In the Maldives, with a population of more than 500,000, the health of the Maldivians has been prioritised by the government. Travel restrictions from high-risk countries were implemented early in the pandemic while movement between islands was limited.
Ross Sanders, General Manager of Anantara Kihavah Villas has remained at the resort in the Baa Atoll, a 30-minute seaplane ride from Male, during lockdown. Accompanied by a small team of staff, he offers his view on the future of holidays in the Maldives.
“We want to turn this adverse situation into something positive, which will reshape the holiday island concept allowing for a more positive long-term and sustainable impact on the environment." shares Ross.
"I believe that in the recovery of post COVID-19, the attitudes of travellers will also change, making them more mindful of their carbon footprint for example and there might be a reduction in unnecessary travel.
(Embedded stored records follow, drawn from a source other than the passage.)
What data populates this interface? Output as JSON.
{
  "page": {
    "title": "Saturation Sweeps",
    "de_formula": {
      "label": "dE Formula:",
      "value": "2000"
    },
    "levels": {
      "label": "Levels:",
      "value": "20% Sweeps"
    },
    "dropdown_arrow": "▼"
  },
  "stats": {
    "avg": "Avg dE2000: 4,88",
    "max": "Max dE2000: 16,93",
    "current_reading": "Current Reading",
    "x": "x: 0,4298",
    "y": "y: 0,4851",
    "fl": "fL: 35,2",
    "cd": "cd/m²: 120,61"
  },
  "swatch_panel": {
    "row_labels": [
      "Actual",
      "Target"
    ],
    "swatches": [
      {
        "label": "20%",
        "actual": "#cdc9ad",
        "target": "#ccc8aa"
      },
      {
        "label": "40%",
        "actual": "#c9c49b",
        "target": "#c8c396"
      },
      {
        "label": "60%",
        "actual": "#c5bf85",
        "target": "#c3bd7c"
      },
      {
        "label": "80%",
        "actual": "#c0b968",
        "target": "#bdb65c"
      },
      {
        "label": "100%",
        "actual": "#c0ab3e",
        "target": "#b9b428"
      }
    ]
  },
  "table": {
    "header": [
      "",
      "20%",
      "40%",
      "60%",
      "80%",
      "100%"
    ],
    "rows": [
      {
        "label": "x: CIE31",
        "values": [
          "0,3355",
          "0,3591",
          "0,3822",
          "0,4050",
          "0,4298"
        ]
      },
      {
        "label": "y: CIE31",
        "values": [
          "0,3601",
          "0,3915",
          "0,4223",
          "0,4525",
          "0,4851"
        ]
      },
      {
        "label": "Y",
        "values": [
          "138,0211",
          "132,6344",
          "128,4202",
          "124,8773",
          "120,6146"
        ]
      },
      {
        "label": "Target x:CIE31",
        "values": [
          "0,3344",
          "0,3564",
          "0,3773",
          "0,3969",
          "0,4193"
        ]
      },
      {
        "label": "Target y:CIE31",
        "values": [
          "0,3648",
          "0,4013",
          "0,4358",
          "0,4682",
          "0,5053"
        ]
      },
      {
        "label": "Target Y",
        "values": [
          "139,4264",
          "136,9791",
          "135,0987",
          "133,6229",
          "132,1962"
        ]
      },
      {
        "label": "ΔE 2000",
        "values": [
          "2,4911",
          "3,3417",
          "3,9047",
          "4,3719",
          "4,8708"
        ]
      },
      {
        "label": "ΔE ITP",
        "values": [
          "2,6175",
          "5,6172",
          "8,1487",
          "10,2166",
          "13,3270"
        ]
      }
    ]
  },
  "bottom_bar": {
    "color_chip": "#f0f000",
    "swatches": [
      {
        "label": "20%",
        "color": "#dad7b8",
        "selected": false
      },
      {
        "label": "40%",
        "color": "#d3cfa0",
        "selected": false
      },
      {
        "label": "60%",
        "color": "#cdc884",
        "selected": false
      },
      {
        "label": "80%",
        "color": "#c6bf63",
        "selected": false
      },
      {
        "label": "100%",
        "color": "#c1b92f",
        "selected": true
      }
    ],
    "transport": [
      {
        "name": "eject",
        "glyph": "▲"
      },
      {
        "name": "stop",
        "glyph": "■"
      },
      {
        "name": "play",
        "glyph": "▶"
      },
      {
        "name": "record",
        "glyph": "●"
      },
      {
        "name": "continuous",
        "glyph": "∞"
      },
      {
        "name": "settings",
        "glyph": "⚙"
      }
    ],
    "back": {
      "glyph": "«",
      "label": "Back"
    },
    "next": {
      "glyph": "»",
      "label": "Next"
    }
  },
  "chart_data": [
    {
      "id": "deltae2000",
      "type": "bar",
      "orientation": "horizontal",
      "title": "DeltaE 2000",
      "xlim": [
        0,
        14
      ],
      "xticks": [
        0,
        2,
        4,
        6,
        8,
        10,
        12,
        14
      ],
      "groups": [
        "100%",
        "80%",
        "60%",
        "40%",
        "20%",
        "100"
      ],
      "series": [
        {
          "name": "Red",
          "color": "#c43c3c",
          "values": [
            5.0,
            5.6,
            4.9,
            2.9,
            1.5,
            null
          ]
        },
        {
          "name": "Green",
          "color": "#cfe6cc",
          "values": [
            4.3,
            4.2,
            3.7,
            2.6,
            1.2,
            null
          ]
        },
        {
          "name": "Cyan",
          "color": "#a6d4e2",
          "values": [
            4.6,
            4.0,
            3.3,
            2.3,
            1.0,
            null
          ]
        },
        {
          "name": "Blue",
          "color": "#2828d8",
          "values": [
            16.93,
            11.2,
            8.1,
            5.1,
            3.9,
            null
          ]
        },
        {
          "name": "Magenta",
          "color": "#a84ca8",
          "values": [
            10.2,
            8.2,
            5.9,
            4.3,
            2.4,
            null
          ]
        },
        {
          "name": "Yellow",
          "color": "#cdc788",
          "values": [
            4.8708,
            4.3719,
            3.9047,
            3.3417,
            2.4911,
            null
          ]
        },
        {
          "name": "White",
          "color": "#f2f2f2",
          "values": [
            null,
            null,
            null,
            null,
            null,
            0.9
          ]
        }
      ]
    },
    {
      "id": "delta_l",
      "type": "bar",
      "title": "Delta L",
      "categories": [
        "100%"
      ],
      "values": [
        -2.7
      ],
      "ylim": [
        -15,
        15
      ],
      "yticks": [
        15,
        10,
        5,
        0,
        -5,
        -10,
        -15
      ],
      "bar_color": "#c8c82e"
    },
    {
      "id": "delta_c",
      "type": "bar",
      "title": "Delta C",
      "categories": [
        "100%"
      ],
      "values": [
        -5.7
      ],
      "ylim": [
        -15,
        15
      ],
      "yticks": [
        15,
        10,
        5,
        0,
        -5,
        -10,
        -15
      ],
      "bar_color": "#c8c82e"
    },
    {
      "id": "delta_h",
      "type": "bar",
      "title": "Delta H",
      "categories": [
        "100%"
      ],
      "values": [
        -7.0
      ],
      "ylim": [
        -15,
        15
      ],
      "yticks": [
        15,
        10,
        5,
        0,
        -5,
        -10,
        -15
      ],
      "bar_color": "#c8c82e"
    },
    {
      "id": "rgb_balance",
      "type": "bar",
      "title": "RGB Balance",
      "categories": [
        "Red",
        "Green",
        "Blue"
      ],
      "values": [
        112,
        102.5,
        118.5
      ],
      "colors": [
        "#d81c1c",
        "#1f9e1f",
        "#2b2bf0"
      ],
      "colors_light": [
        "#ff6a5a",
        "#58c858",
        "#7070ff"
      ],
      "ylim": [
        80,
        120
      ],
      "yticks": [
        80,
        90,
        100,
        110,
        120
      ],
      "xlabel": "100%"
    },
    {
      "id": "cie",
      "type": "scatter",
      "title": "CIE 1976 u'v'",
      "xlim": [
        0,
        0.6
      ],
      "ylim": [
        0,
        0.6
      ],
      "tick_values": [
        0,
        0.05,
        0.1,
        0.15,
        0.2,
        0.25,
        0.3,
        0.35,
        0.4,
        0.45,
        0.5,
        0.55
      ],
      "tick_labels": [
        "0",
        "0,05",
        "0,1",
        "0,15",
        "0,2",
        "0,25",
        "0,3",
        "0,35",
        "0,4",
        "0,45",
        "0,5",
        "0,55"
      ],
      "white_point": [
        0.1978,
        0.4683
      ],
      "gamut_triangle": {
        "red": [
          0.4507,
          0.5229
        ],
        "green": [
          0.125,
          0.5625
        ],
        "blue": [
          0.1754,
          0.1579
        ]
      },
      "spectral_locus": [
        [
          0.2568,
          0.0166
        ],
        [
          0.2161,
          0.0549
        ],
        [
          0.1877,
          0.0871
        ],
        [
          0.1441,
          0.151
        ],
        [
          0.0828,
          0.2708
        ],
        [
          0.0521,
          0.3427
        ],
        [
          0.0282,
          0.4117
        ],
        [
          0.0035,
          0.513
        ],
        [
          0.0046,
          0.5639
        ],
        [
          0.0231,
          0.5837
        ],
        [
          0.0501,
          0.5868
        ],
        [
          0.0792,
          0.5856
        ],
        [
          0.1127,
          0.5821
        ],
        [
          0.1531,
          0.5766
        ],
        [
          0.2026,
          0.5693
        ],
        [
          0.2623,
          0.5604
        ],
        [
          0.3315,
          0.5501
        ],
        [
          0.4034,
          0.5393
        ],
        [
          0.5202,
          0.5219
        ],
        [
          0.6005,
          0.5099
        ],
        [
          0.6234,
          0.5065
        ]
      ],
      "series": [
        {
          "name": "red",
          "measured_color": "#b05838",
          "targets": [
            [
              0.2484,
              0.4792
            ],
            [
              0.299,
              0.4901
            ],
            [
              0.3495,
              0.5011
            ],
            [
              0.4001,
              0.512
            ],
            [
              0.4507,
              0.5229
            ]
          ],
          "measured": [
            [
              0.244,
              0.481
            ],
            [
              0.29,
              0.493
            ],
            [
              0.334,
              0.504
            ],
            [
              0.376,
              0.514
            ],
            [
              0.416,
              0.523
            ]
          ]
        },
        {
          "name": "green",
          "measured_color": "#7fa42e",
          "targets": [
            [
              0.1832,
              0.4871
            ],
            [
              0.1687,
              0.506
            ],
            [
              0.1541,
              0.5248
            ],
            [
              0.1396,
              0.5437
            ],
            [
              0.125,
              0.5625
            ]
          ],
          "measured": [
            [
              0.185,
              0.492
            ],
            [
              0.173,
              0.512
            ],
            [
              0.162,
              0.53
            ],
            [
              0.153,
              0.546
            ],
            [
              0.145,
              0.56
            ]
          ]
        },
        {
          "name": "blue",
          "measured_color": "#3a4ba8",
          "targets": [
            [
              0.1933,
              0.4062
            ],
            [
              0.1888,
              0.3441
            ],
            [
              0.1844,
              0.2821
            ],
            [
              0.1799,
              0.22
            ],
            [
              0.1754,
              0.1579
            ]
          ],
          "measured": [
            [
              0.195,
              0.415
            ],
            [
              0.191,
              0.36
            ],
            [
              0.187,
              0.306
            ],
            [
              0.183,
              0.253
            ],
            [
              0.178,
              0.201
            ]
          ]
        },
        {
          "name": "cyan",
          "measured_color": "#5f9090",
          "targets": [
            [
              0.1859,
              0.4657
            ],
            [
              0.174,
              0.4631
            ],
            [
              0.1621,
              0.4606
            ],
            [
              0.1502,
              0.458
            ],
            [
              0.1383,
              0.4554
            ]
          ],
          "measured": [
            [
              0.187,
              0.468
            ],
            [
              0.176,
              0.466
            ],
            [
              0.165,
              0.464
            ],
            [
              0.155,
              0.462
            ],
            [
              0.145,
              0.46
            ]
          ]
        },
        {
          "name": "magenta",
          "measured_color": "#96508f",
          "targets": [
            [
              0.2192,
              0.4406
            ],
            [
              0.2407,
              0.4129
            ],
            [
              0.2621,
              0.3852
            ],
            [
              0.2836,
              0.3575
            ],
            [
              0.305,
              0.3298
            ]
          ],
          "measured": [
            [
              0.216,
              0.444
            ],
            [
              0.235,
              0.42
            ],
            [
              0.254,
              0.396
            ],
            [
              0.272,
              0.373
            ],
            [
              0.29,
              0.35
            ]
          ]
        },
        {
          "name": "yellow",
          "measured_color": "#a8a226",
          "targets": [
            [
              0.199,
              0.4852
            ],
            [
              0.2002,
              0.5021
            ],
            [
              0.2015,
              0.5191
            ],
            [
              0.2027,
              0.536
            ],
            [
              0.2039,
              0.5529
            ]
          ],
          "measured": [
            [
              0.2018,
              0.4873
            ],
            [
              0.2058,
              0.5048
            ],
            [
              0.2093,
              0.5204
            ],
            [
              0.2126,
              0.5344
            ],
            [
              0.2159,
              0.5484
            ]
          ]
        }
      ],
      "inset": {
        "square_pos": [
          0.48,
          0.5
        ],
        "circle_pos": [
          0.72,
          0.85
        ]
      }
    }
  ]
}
Travelling will become a cherished commodity and return to the luxury and glamour of yesteryear” says Ross.
"Areas of excesses such as the extravagant buffet spread, will become a thing of the past as meals turn into more personalised experiences." shares Ross who continues to express how the business remodelling will be inspired by the devestating effects of the pandemic, and how he thinks it will change the shape of luxury travel in the future.
However, it seems it is not only the pandemic that has a spotlight in the travel industry right now, but the pressing urgency of sustainable travel as not only an up-and-coming trend, but a neccessary step towards cleaner, quality experiences supporting local communities and encouraging better choices across the board, from consumers to producers.
"As almost everything in the Maldives is imported, a reduced wastage on our part would lessen our carbon footprint" Ross explains. "Further to this, we are also reviewing our present supply chains to see how we can encourage our suppliers to use more sustainable packaging on the items that are being delivered."
It seems there is a prediction that travel trends will change, gearing towards experience and quality with a greater sense of self-awareness from guests when it comes to their choices, from what they eat to how they travel. Defined by Ross as an opportunity to accelerate a move operationally in a greener direction, the strides taken by this region seem to be astoundingly positive.
"We will be redesigning our menus to be more organic, more sustainable, and importantly, healthier with a greater focus on aiding inner wellbeing. We are planning to hire a nutritionist consultant to help us introduce a range of nutritious dishes aimed at bolstering immunity.” shares Ross.
Ross is using his time to reinvent the resort’s facilities, clean up the island, enjoy the abundance of marine life in the house reef and get fit by preparing for an Ironman. The pause in tourism has given the resort the chance to implement island revitalisation programmes, such as tree planting, which has seen 60 new coconut palm saplings planted to date. Not only this it has also seen an increase in the reef protection programme, that reverses the impact of coral bleaching and restore colour and life back into the reefs through coral planting.
The resort now has three coral nurseries and are growing more baby branching corals on ropes, which are then transplanted back on the reef after 18 months. There are currently 400 in the nurseries and over 200 planted recently in new spots such as underneath the overwater spa.
With the Maldives being such a desired destination for many people, Ross is confident that they will see luxury travellers returning more rapidly than other destinations, provided that the airlines and airports are able to implement pre-emptive measures from the start of the travel journey. We look forward to seeing how this progresses in the Maldives and beyond.